# SCEPTRE: Simulation of Nonlinear Electrical Circuits

SCEPTRE was originally developed by IBM Federal Systems Division, Owego, New York, for the Air Force Weapons Laboratory, Kirtland AFB, New Mexico, in 1966 (see Resources 1-5). The development was assumed by GTE Sylvania, Waltham, Mass., in 1972. The program could be obtained from AFWL for certain mainframes.

Typical applications for the use of SCEPTRE are circuits with semiconductor devices. Equivalent circuits for these devices are available with any desired complexity (see Resources 5-8).

To demonstrate the wide range of SCEPTRE applications, I will present two examples from different areas. Other examples are included with the listings in the file ftp://ftp.linuxjournal.com/pub/lj/listings/issue63/3008.tgz.

1. High Voltage Impulse Generator

Voltage pulses of large amplitude are generated when
capacitors initially charged in parallel are series-connected with
the aid of spark gaps. Such a Marx-surge generator is illustrated
in Figure 3. For testing high voltage equipment, e.g., a power
transformer, the shape of the generated impulse must meet certain
requirements (rise and breakdown time). The shape is influenced
mainly by the resistors **RE** and
**RD**. To save computing time, the capacitors
**CS** in stages 1 and 2 are initially charged via
**INITIAL CONDITIONS** to the voltage of
**EH** (making **EH**
superfluous).

As the stages are identical, the **MODEL
DESCRIPTION** is used and each stage is included with a
simple statement in the **CIRCUIT DESCRIPTION**. To
avoid ambiguity of the element names in the main circuit, SCEPTRE
includes the model designation as a suffix (here S1 and S2) to the
component names.

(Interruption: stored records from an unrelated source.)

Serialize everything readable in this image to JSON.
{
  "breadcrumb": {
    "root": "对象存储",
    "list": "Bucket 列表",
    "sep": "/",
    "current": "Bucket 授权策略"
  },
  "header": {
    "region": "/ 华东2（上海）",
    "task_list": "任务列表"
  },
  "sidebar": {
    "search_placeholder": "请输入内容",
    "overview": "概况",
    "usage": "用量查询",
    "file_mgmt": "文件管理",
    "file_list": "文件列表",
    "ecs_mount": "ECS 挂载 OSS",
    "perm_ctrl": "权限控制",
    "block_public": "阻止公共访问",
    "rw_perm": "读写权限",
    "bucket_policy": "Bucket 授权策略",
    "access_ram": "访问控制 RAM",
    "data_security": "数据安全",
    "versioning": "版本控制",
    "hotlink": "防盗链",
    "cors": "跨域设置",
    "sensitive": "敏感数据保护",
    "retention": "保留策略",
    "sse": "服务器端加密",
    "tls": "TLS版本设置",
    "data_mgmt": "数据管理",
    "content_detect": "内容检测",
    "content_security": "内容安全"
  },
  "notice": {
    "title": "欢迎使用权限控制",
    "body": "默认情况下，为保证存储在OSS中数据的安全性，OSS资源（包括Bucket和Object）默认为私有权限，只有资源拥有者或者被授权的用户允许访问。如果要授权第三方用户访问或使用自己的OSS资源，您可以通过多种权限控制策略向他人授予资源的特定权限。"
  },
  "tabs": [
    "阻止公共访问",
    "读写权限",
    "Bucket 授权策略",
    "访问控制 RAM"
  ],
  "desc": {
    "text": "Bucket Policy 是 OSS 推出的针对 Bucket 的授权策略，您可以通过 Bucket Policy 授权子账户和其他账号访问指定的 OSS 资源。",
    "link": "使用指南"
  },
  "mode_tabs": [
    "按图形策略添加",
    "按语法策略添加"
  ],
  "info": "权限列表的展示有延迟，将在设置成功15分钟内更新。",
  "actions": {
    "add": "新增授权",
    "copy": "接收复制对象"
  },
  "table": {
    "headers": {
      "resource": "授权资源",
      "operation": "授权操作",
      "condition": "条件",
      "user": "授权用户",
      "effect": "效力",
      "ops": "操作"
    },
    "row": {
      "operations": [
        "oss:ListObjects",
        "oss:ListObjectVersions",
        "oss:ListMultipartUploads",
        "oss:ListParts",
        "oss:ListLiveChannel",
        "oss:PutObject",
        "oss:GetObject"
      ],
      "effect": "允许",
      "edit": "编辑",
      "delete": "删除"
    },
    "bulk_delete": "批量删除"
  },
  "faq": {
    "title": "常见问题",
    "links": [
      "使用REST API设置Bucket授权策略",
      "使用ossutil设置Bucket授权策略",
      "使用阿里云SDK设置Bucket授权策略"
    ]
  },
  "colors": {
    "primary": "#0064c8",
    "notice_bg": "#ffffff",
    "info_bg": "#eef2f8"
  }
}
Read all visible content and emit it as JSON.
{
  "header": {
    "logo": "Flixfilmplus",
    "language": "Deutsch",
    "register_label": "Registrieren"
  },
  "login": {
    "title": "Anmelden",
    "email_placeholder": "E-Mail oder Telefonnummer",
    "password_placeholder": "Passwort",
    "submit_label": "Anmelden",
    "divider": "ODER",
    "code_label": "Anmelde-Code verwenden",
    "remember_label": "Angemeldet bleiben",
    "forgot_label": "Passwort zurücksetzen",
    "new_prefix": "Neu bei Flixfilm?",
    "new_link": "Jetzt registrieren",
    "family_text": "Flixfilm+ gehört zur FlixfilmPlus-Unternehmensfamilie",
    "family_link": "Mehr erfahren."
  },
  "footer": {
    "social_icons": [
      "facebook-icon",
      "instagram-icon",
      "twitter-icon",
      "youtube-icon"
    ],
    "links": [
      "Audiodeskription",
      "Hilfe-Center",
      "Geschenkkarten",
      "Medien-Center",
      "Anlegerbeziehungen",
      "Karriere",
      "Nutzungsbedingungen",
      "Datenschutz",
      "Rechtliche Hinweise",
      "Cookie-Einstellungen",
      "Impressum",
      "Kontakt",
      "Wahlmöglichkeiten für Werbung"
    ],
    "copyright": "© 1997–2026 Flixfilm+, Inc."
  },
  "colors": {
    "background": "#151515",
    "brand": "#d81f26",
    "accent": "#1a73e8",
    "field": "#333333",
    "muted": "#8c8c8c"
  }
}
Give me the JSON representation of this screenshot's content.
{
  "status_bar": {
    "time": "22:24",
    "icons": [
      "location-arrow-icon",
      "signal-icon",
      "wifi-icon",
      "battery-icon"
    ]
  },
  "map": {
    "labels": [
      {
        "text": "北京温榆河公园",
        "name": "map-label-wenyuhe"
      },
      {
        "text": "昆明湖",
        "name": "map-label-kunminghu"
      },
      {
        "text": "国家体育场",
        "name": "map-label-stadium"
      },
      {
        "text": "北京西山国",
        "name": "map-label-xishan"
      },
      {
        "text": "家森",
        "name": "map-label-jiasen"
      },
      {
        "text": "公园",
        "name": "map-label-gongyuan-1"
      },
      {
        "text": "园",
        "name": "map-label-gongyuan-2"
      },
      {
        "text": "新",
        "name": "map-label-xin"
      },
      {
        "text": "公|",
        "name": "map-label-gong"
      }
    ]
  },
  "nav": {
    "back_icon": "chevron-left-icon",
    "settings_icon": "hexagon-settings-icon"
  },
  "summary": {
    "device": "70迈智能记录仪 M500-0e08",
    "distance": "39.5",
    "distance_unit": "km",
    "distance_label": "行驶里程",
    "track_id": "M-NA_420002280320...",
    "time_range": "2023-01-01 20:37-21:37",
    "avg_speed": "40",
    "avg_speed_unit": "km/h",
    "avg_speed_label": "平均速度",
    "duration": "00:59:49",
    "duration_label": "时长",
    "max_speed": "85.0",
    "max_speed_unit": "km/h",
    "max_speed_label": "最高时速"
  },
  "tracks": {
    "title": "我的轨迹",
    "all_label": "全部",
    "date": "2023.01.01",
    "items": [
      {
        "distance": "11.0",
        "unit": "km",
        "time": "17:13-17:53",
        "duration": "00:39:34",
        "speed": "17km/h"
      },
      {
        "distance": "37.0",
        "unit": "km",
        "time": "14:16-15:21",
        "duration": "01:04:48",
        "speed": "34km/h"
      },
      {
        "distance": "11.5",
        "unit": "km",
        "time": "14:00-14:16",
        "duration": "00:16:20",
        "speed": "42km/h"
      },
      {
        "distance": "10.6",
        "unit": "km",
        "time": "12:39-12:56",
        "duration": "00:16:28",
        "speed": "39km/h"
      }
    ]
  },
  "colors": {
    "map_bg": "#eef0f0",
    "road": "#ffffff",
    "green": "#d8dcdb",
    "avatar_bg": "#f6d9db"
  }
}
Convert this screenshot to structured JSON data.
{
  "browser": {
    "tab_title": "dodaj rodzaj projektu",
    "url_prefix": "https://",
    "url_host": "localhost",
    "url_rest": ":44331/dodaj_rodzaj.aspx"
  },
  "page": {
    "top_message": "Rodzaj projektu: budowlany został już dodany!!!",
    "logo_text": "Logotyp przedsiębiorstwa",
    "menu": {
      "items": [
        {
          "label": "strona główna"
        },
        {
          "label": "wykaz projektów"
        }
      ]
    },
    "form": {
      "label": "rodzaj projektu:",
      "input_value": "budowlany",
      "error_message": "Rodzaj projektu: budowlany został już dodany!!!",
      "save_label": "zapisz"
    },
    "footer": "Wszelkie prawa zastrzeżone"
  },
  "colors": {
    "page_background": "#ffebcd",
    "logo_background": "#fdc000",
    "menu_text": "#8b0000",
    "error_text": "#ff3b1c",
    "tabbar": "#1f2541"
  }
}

For simplicity, the spark is replaced by a
constant resistance **RF**, but any other nonlinear
function may be applied. For this example, the set of units chosen
were **kV, A, k omega**, nF, mH and
**mu**s. The voltage at the capacitor
**CB** is referred to as **VCB** and
is shown in Figure 4. The SCEPTRE input is shown in Listing
2.

Listing 2. Marx-Surge Generator Input to SCEPTRE

2. Rotational system

Figure 5 shows a rotational system with two degrees of
freedom. Two bearings with polar moments of inertia
**J_1** and **J_2** and viscous
frictions **c_1** and **c_2** are
coupled through a shaft with a spring constant
**k**. A driving torque **M** is
applied to the left bearing. It is desirable to find the angular
velocities **omega****_1** and
**omega****_2** of the bearings and
the torque M_w on the shaft.

One approach is to derive directly the mechanical relationship, which yields in the following differential equations (see Resources 3):

with the substitutions

This set of equations can be entered directly under
**DEFINED PARAMETERS**.

Another method for solving this problem is converting the non-electrical system to its electrical analog as shown in Figure 5. The corresponding mechanical and electrical analogs for this problem are shown in Table 2.

Listing 3. Rotating System Input to SCEPTRE

The SCEPTRE input to solve these two methods simultaneously
and independently is shown in Listing 3. The defined parameter
**PERAB3** has been introduced to monitor the
absolute error between the equivalent quantities
**PX3** and **VC1**. The functions of
time for these quantities are shown in Figure 6. The absolute error
**PERAB3** remains less than 1.5E-15 during the
complete simulation.

## Comments

## Whoa, 10 year old post!

Whoa, I just saw the date on this post and was quite surprised. No wonder it look somewhat familiar to me, as I was in school right around that time, probably in one of my physics classes.

-Jack